Elise MITCHELL, Appellant, v. STATE of Florida, Appellee.

No. 98-2551.

Decided: February 12, 1999

Loren D. Rhoton, Tampa, for Appellant. Robert A. Butterworth, Attorney General, Trina Kramer, Assistant Attorney General, Tallahassee, for Appellee.

Appellant, Elise Mitchell, seeks review of an order denying her motion for postconviction relief.   She asserted in her motion that counsel was ineffective for failing to investigate whether the property that was burned was a “dwelling” under the arson statute, for failing to interview and depose various witnesses, and for failing to investigate an intoxication defense.   Additionally, she asserted that her plea was not voluntary, because counsel failed to investigate and therefore failed to properly advise her, and because she was under the influence of psychotropic medications at the time she entered her plea to the arson charge.   We conclude that appellant raised a facially sufficient claim of ineffectiveness due to counsel's alleged failure to investigate the property that was burned to determine whether it constituted a “dwelling” under the arson statute and reverse and remand on that point.   The court's remaining rulings are affirmed for the reasons that the claims are facially insufficient or rebutted by the record.
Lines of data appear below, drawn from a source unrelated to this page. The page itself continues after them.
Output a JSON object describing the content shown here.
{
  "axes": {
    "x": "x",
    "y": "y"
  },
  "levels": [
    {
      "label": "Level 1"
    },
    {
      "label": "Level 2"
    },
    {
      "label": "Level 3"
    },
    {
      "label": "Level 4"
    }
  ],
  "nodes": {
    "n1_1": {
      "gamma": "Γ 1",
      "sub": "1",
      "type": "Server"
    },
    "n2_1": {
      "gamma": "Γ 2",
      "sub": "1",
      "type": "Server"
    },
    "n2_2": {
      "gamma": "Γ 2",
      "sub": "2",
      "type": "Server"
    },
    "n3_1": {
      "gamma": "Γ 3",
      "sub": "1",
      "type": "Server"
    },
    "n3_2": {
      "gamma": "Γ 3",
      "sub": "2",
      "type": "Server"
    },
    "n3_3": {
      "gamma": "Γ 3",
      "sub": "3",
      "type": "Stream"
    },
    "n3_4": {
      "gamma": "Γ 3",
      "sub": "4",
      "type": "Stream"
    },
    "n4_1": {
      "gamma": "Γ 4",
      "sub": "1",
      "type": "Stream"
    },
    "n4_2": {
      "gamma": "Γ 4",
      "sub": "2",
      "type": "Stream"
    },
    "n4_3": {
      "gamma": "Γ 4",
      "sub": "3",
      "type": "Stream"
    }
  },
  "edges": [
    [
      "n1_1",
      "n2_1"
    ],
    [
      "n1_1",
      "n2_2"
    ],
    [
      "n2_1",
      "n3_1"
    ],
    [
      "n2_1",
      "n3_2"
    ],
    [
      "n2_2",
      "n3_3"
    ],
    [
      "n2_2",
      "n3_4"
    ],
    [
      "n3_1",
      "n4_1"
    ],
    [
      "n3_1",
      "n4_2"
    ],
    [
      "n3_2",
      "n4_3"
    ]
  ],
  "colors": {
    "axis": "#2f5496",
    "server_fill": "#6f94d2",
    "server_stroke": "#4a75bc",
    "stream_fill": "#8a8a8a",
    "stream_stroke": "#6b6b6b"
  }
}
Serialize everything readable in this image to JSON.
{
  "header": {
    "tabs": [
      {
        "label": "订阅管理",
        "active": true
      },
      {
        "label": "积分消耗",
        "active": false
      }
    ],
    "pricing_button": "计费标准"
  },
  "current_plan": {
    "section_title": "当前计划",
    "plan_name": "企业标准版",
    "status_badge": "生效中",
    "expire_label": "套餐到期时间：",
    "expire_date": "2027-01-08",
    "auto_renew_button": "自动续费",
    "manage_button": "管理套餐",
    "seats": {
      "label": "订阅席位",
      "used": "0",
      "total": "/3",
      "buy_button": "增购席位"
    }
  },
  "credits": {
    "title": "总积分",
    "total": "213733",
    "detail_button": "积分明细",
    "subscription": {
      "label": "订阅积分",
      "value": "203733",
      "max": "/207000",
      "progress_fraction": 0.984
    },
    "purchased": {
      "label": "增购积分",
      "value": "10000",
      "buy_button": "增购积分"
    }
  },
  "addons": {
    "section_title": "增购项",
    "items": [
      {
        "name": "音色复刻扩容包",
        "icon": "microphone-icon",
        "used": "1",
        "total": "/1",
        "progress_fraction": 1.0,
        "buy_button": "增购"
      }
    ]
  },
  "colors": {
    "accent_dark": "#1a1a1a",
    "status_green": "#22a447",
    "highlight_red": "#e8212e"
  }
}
 Appellant was charged with first-degree felony arson for burning a dwelling at 8315 Galveston Avenue in Jacksonville on January 20, 1996.   She pleaded guilty to the charge and received a six-year sentence as a habitual felony offender.   She thereafter alleged in her sworn motion for postconviction relief and supporting memorandum that the building had been vacant since 1994 and had numerous housing code violations which made it uninhabitable.   A vacant, damaged, boarded-up house is not a “dwelling” within the meaning of section 806.01, Florida Statutes (1995), when there is no evidence the owners intend to return.   See P.P.M. v. State, 447 So.2d 445 (Fla. 2d DCA 1984).   Consequently, if appellant's allegations are true, there would have been no factual basis for her plea to first-degree arson.   Because the trial court failed to attach anything from the record which rebuts appellant's allegations on this point, the case is reversed and remanded for an evidentiary hearing to determine if counsel failed to properly investigate the case.   If the court determines that counsel's performance was deficient, it must then determine whether appellant's plea, which was entered based upon counsel's advice, was prejudiced by the deficient performance.

AFFIRMED in part, REVERSED in part, and REMANDED for further proceedings.

ERVIN, J.

BARFIELD, C.J., and JOANOS, J., CONCUR.